## WHAT YOU WILL DO:
The records below are to be copied exactly, with every picture left out.

[RECORDS SUPPLIED]

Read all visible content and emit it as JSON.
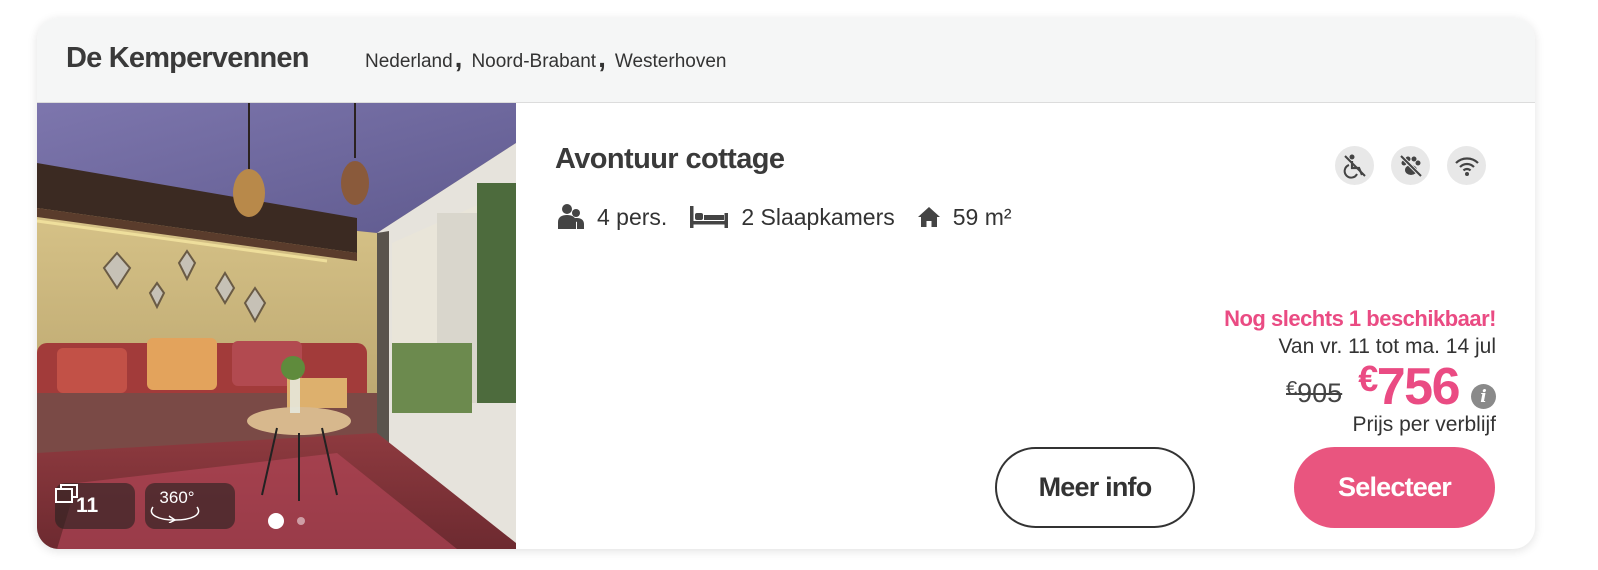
{
  "header": {
    "park_name": "De Kempervennen",
    "location": [
      "Nederland",
      "Noord-Brabant",
      "Westerhoven"
    ],
    "separator": ","
  },
  "photo": {
    "photo_count": "11",
    "tour_label": "360°",
    "carousel_dots": 2,
    "active_dot": 0
  },
  "accommodation": {
    "name": "Avontuur cottage",
    "amenity_icons": [
      "no-wheelchair-icon",
      "no-pets-icon",
      "wifi-icon"
    ],
    "features": {
      "persons": "4 pers.",
      "bedrooms": "2 Slaapkamers",
      "area": "59 m²"
    }
  },
  "pricing": {
    "availability": "Nog slechts 1 beschikbaar!",
    "dates": "Van vr. 11 tot ma. 14 jul",
    "currency": "€",
    "old_price": "905",
    "new_price": "756",
    "info_glyph": "i",
    "price_note": "Prijs per verblijf"
  },
  "actions": {
    "more_info_label": "Meer info",
    "select_label": "Selecteer"
  },
  "colors": {
    "accent": "#ea4b83",
    "select_button": "#e9557f",
    "header_bg": "#f5f6f6"
  }
}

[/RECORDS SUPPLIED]

## TASK RESULT:
Read all visible content and emit it as JSON.
{
  "header": {
    "park_name": "De Kempervennen",
    "location": [
      "Nederland",
      "Noord-Brabant",
      "Westerhoven"
    ],
    "separator": ","
  },
  "photo": {
    "photo_count": "11",
    "tour_label": "360°",
    "carousel_dots": 2,
    "active_dot": 0
  },
  "accommodation": {
    "name": "Avontuur cottage",
    "amenity_icons": [
      "no-wheelchair-icon",
      "no-pets-icon",
      "wifi-icon"
    ],
    "features": {
      "persons": "4 pers.",
      "bedrooms": "2 Slaapkamers",
      "area": "59 m²"
    }
  },
  "pricing": {
    "availability": "Nog slechts 1 beschikbaar!",
    "dates": "Van vr. 11 tot ma. 14 jul",
    "currency": "€",
    "old_price": "905",
    "new_price": "756",
    "info_glyph": "i",
    "price_note": "Prijs per verblijf"
  },
  "actions": {
    "more_info_label": "Meer info",
    "select_label": "Selecteer"
  },
  "colors": {
    "accent": "#ea4b83",
    "select_button": "#e9557f",
    "header_bg": "#f5f6f6"
  }
}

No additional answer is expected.